-------- PROVIDED RECORDS --------

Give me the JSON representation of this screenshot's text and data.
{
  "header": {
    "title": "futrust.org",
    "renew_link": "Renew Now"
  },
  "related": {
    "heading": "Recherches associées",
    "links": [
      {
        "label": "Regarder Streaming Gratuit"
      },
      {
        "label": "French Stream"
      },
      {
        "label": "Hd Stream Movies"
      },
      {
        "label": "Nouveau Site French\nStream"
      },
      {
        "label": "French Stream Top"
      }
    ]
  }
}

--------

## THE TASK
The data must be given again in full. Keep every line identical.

## RESULT FOR THIS TASK
Give me the JSON representation of this screenshot's text and data.
{
  "header": {
    "title": "futrust.org",
    "renew_link": "Renew Now"
  },
  "related": {
    "heading": "Recherches associées",
    "links": [
      {
        "label": "Regarder Streaming Gratuit"
      },
      {
        "label": "French Stream"
      },
      {
        "label": "Hd Stream Movies"
      },
      {
        "label": "Nouveau Site French\nStream"
      },
      {
        "label": "French Stream Top"
      }
    ]
  }
}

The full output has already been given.